- _ACTION ITEM_: Nothing may be dropped or added when the entries below are copied.

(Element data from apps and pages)
========================================

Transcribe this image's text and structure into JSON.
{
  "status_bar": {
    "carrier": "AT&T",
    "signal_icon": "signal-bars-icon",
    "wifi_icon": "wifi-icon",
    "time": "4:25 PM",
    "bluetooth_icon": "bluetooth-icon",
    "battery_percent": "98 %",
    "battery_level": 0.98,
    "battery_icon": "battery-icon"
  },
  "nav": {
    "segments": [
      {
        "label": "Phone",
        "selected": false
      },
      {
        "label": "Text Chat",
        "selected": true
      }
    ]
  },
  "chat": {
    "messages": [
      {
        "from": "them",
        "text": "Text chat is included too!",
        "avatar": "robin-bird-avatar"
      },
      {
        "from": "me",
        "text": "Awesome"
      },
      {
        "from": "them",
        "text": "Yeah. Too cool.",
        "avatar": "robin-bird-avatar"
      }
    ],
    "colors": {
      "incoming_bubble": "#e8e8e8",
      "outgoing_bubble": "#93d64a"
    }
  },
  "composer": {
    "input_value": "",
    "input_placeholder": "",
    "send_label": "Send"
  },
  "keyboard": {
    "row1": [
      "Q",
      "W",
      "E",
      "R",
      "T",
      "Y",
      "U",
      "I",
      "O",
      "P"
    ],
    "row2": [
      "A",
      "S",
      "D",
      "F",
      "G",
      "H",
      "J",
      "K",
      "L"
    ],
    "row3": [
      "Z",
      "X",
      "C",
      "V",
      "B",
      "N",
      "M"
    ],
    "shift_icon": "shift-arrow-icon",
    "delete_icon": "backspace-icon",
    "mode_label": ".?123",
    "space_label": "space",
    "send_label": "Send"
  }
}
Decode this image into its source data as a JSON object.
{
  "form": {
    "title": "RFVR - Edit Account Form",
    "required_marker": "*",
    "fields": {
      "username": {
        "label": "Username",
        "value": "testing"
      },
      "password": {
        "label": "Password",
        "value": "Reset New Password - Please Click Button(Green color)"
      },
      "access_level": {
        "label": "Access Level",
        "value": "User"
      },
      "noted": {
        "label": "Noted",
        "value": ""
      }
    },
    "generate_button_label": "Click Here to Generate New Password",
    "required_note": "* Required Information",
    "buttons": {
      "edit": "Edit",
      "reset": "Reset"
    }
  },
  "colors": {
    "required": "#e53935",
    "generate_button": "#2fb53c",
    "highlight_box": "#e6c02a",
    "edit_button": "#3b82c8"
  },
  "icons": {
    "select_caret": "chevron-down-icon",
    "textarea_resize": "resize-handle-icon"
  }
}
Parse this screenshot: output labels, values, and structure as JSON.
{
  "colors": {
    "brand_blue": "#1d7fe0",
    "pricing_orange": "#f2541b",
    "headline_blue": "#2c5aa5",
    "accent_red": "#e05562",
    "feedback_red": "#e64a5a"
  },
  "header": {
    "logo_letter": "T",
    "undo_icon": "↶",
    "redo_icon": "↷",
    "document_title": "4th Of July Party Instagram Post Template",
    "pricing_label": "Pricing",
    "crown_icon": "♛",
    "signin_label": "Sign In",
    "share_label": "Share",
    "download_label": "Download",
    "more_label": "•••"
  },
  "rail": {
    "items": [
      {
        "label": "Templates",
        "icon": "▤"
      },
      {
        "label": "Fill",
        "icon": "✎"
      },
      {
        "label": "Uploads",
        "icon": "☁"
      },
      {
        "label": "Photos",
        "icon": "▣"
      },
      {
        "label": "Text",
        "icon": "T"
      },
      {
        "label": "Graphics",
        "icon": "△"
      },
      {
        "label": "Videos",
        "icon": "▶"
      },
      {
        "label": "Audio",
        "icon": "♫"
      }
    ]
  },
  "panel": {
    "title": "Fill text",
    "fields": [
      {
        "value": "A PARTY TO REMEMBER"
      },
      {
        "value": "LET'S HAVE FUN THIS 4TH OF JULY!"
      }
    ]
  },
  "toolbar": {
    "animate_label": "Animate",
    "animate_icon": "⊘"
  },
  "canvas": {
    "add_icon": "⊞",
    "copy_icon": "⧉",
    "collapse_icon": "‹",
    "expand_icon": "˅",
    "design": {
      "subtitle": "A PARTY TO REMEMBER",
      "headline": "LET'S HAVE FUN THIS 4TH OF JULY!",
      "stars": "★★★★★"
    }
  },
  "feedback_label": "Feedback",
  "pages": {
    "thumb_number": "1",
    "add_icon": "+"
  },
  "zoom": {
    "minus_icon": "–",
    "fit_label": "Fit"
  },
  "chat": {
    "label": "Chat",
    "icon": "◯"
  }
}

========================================

- _EXPECTED ANSWER_:
Transcribe this image's text and structure into JSON.
{
  "status_bar": {
    "carrier": "AT&T",
    "signal_icon": "signal-bars-icon",
    "wifi_icon": "wifi-icon",
    "time": "4:25 PM",
    "bluetooth_icon": "bluetooth-icon",
    "battery_percent": "98 %",
    "battery_level": 0.98,
    "battery_icon": "battery-icon"
  },
  "nav": {
    "segments": [
      {
        "label": "Phone",
        "selected": false
      },
      {
        "label": "Text Chat",
        "selected": true
      }
    ]
  },
  "chat": {
    "messages": [
      {
        "from": "them",
        "text": "Text chat is included too!",
        "avatar": "robin-bird-avatar"
      },
      {
        "from": "me",
        "text": "Awesome"
      },
      {
        "from": "them",
        "text": "Yeah. Too cool.",
        "avatar": "robin-bird-avatar"
      }
    ],
    "colors": {
      "incoming_bubble": "#e8e8e8",
      "outgoing_bubble": "#93d64a"
    }
  },
  "composer": {
    "input_value": "",
    "input_placeholder": "",
    "send_label": "Send"
  },
  "keyboard": {
    "row1": [
      "Q",
      "W",
      "E",
      "R",
      "T",
      "Y",
      "U",
      "I",
      "O",
      "P"
    ],
    "row2": [
      "A",
      "S",
      "D",
      "F",
      "G",
      "H",
      "J",
      "K",
      "L"
    ],
    "row3": [
      "Z",
      "X",
      "C",
      "V",
      "B",
      "N",
      "M"
    ],
    "shift_icon": "shift-arrow-icon",
    "delete_icon": "backspace-icon",
    "mode_label": ".?123",
    "space_label": "space",
    "send_label": "Send"
  }
}
Decode this image into its source data as a JSON object.
{
  "form": {
    "title": "RFVR - Edit Account Form",
    "required_marker": "*",
    "fields": {
      "username": {
        "label": "Username",
        "value": "testing"
      },
      "password": {
        "label": "Password",
        "value": "Reset New Password - Please Click Button(Green color)"
      },
      "access_level": {
        "label": "Access Level",
        "value": "User"
      },
      "noted": {
        "label": "Noted",
        "value": ""
      }
    },
    "generate_button_label": "Click Here to Generate New Password",
    "required_note": "* Required Information",
    "buttons": {
      "edit": "Edit",
      "reset": "Reset"
    }
  },
  "colors": {
    "required": "#e53935",
    "generate_button": "#2fb53c",
    "highlight_box": "#e6c02a",
    "edit_button": "#3b82c8"
  },
  "icons": {
    "select_caret": "chevron-down-icon",
    "textarea_resize": "resize-handle-icon"
  }
}
Parse this screenshot: output labels, values, and structure as JSON.
{
  "colors": {
    "brand_blue": "#1d7fe0",
    "pricing_orange": "#f2541b",
    "headline_blue": "#2c5aa5",
    "accent_red": "#e05562",
    "feedback_red": "#e64a5a"
  },
  "header": {
    "logo_letter": "T",
    "undo_icon": "↶",
    "redo_icon": "↷",
    "document_title": "4th Of July Party Instagram Post Template",
    "pricing_label": "Pricing",
    "crown_icon": "♛",
    "signin_label": "Sign In",
    "share_label": "Share",
    "download_label": "Download",
    "more_label": "•••"
  },
  "rail": {
    "items": [
      {
        "label": "Templates",
        "icon": "▤"
      },
      {
        "label": "Fill",
        "icon": "✎"
      },
      {
        "label": "Uploads",
        "icon": "☁"
      },
      {
        "label": "Photos",
        "icon": "▣"
      },
      {
        "label": "Text",
        "icon": "T"
      },
      {
        "label": "Graphics",
        "icon": "△"
      },
      {
        "label": "Videos",
        "icon": "▶"
      },
      {
        "label": "Audio",
        "icon": "♫"
      }
    ]
  },
  "panel": {
    "title": "Fill text",
    "fields": [
      {
        "value": "A PARTY TO REMEMBER"
      },
      {
        "value": "LET'S HAVE FUN THIS 4TH OF JULY!"
      }
    ]
  },
  "toolbar": {
    "animate_label": "Animate",
    "animate_icon": "⊘"
  },
  "canvas": {
    "add_icon": "⊞",
    "copy_icon": "⧉",
    "collapse_icon": "‹",
    "expand_icon": "˅",
    "design": {
      "subtitle": "A PARTY TO REMEMBER",
      "headline": "LET'S HAVE FUN THIS 4TH OF JULY!",
      "stars": "★★★★★"
    }
  },
  "feedback_label": "Feedback",
  "pages": {
    "thumb_number": "1",
    "add_icon": "+"
  },
  "zoom": {
    "minus_icon": "–",
    "fit_label": "Fit"
  },
  "chat": {
    "label": "Chat",
    "icon": "◯"
  }
}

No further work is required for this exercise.